*REQUIRED WORK*:
Exact repetition of the whole listing is what this exercise asks for.

*LISTED RECORDS*:
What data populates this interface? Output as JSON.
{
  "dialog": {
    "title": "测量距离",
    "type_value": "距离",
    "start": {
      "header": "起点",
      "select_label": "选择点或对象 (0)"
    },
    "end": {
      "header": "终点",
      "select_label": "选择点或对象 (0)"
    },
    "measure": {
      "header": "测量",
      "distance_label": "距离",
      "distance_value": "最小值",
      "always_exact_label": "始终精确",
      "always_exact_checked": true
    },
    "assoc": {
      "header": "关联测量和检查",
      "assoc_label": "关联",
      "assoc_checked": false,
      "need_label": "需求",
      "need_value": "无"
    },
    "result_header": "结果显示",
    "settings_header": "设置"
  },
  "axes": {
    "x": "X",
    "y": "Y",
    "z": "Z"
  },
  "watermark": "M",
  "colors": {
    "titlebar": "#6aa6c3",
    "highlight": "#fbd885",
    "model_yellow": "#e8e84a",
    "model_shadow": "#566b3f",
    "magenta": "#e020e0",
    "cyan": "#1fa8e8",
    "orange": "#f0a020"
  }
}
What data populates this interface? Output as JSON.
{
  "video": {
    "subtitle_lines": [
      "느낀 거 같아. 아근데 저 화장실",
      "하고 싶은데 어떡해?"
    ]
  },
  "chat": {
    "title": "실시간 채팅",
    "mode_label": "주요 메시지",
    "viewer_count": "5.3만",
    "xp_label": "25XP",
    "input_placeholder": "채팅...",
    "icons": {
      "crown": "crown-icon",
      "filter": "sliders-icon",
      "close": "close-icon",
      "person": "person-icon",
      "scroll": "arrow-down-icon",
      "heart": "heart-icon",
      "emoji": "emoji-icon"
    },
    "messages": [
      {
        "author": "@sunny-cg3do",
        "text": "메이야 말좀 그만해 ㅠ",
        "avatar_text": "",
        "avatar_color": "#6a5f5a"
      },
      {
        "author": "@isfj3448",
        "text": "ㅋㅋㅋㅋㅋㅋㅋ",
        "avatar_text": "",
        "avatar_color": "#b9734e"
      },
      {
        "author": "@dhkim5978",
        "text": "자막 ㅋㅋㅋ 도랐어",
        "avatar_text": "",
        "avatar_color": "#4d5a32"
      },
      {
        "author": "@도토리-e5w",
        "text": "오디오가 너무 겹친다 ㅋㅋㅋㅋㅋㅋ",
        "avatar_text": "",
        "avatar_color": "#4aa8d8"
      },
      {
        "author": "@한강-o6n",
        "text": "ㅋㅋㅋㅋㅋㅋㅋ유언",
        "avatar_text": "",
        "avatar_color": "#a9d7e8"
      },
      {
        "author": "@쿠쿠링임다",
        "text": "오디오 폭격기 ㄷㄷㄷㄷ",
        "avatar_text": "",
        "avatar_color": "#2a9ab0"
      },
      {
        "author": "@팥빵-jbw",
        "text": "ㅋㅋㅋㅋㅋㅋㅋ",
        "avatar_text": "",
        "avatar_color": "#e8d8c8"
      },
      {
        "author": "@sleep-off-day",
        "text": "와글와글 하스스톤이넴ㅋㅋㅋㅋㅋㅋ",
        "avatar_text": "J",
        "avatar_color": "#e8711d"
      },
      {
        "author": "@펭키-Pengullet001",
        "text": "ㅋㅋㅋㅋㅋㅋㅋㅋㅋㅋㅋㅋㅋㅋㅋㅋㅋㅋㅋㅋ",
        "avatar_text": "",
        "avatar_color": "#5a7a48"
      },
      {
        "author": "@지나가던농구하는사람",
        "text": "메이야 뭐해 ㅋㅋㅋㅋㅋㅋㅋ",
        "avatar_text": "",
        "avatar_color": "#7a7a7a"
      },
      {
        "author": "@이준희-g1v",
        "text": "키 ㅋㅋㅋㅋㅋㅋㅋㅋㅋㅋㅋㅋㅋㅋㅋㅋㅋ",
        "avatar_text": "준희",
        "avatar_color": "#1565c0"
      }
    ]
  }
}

*FINISHED TASK*:
What data populates this interface? Output as JSON.
{
  "dialog": {
    "title": "测量距离",
    "type_value": "距离",
    "start": {
      "header": "起点",
      "select_label": "选择点或对象 (0)"
    },
    "end": {
      "header": "终点",
      "select_label": "选择点或对象 (0)"
    },
    "measure": {
      "header": "测量",
      "distance_label": "距离",
      "distance_value": "最小值",
      "always_exact_label": "始终精确",
      "always_exact_checked": true
    },
    "assoc": {
      "header": "关联测量和检查",
      "assoc_label": "关联",
      "assoc_checked": false,
      "need_label": "需求",
      "need_value": "无"
    },
    "result_header": "结果显示",
    "settings_header": "设置"
  },
  "axes": {
    "x": "X",
    "y": "Y",
    "z": "Z"
  },
  "watermark": "M",
  "colors": {
    "titlebar": "#6aa6c3",
    "highlight": "#fbd885",
    "model_yellow": "#e8e84a",
    "model_shadow": "#566b3f",
    "magenta": "#e020e0",
    "cyan": "#1fa8e8",
    "orange": "#f0a020"
  }
}
What data populates this interface? Output as JSON.
{
  "video": {
    "subtitle_lines": [
      "느낀 거 같아. 아근데 저 화장실",
      "하고 싶은데 어떡해?"
    ]
  },
  "chat": {
    "title": "실시간 채팅",
    "mode_label": "주요 메시지",
    "viewer_count": "5.3만",
    "xp_label": "25XP",
    "input_placeholder": "채팅...",
    "icons": {
      "crown": "crown-icon",
      "filter": "sliders-icon",
      "close": "close-icon",
      "person": "person-icon",
      "scroll": "arrow-down-icon",
      "heart": "heart-icon",
      "emoji": "emoji-icon"
    },
    "messages": [
      {
        "author": "@sunny-cg3do",
        "text": "메이야 말좀 그만해 ㅠ",
        "avatar_text": "",
        "avatar_color": "#6a5f5a"
      },
      {
        "author": "@isfj3448",
        "text": "ㅋㅋㅋㅋㅋㅋㅋ",
        "avatar_text": "",
        "avatar_color": "#b9734e"
      },
      {
        "author": "@dhkim5978",
        "text": "자막 ㅋㅋㅋ 도랐어",
        "avatar_text": "",
        "avatar_color": "#4d5a32"
      },
      {
        "author": "@도토리-e5w",
        "text": "오디오가 너무 겹친다 ㅋㅋㅋㅋㅋㅋ",
        "avatar_text": "",
        "avatar_color": "#4aa8d8"
      },
      {
        "author": "@한강-o6n",
        "text": "ㅋㅋㅋㅋㅋㅋㅋ유언",
        "avatar_text": "",
        "avatar_color": "#a9d7e8"
      },
      {
        "author": "@쿠쿠링임다",
        "text": "오디오 폭격기 ㄷㄷㄷㄷ",
        "avatar_text": "",
        "avatar_color": "#2a9ab0"
      },
      {
        "author": "@팥빵-jbw",
        "text": "ㅋㅋㅋㅋㅋㅋㅋ",
        "avatar_text": "",
        "avatar_color": "#e8d8c8"
      },
      {
        "author": "@sleep-off-day",
        "text": "와글와글 하스스톤이넴ㅋㅋㅋㅋㅋㅋ",
        "avatar_text": "J",
        "avatar_color": "#e8711d"
      },
      {
        "author": "@펭키-Pengullet001",
        "text": "ㅋㅋㅋㅋㅋㅋㅋㅋㅋㅋㅋㅋㅋㅋㅋㅋㅋㅋㅋㅋ",
        "avatar_text": "",
        "avatar_color": "#5a7a48"
      },
      {
        "author": "@지나가던농구하는사람",
        "text": "메이야 뭐해 ㅋㅋㅋㅋㅋㅋㅋ",
        "avatar_text": "",
        "avatar_color": "#7a7a7a"
      },
      {
        "author": "@이준희-g1v",
        "text": "키 ㅋㅋㅋㅋㅋㅋㅋㅋㅋㅋㅋㅋㅋㅋㅋㅋㅋ",
        "avatar_text": "준희",
        "avatar_color": "#1565c0"
      }
    ]
  }
}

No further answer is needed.